Michael Jackson was "heavily addicted" to the powerful pain killer Oxycontin and received "daily doses" of it and of another pain killer, Demerol, according to a senior law enforcement official briefed on the initial investigation of his death.
The Los Angeles police were told Jackson received an injection of Demerol one hour before his death, the official said.
The information and other emerging details, make it almost certain the Los Angeles Police Homicide and Robbery Division will launch a full investigation into the circumstances of the pop singer's death. The squad was given the assignment initially because of the "high profile" nature of the case.
As part of the broadening investigation, police detectives are searching for Dr. Conrad Murray, a Las Vegas cardiologist, who was reportedly with Jackson yesterday but has not been located since.
A car towed by police from the Jackson home was registered in the name of Dr. Murray's sister, Susan Mary Rush of Houston, Texas.
"There is no immediate indication of a crime," a police official told ABC News, "but because of the high profile nature of the case the robbery and homicide detectives with review all evidence and work with the coroner's office."
The LAPD is also reportedly searching for a doctor who may be able to help in their investigation. Police say that they towed a BMW owned by the doctor from Jackson's home.
"We have not been able to interview the doctor yet. His car was impounded because it may contain medications or other evidence that may assist the coroner in determining the cause of death," said LAPD spokesperson Karen Rayner.
The Los Angeles coroner began an autopsy this morning although it could take several days before full results are known.
A Jackson family attorney, Brian Oxman, told ABC News today he had no hard evidence but that he feared Jackson died from "overmedications." On Good Morning America, Oxman said, "Drugs had been part of Jackson's life since the 1980's" and said he had warned family members that "if Jackson dies of overmedication I will not hold my tongue."
Federal agents said they also could become involve if there is evidence that a pharmaceutical drug played a role in his death, much as they did in the case of heiress Anna Nicole Smith who died of an accidental overdose of prescription drugs.
California attorney general Jerry Brown worked with the federal Drug Enforcement Administration in the Smith case and ultimately brought charges against her lawyer, Howard K. Stern, and a doctor. Brown said Smith and been drugged to the point of "stupefaction" and called Stern "a primary enabler."

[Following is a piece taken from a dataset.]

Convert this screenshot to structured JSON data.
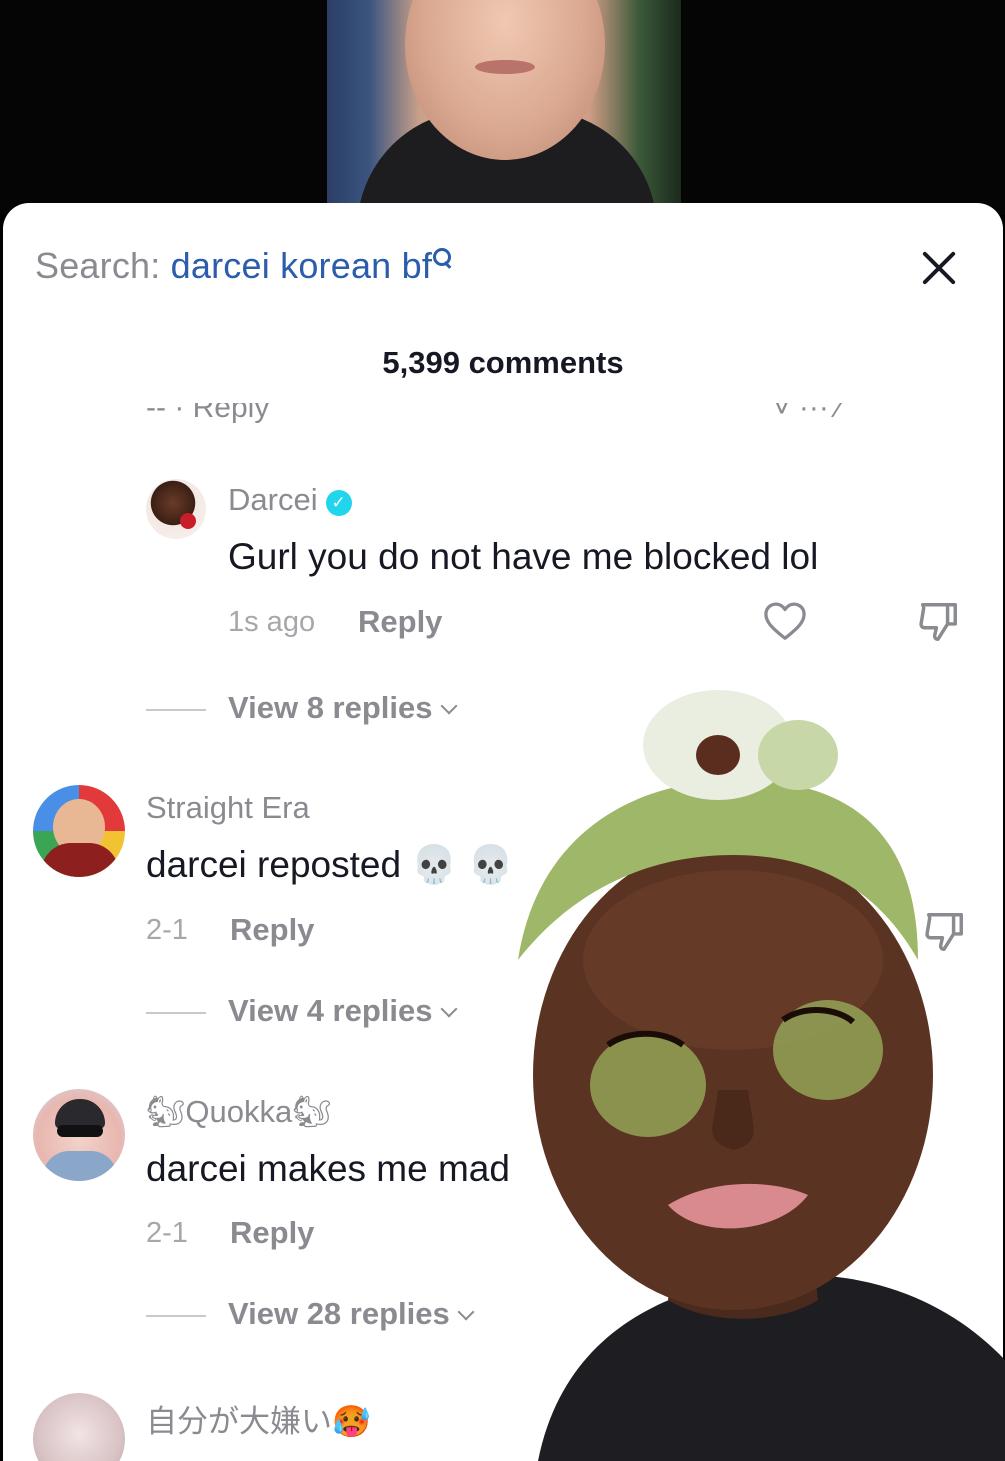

There is a hearing scheduled for later this summer to determine whether prosecutors have enough evidence to proceed to trial. Both Stern and Smith's doctor have plead not guilty to the charges.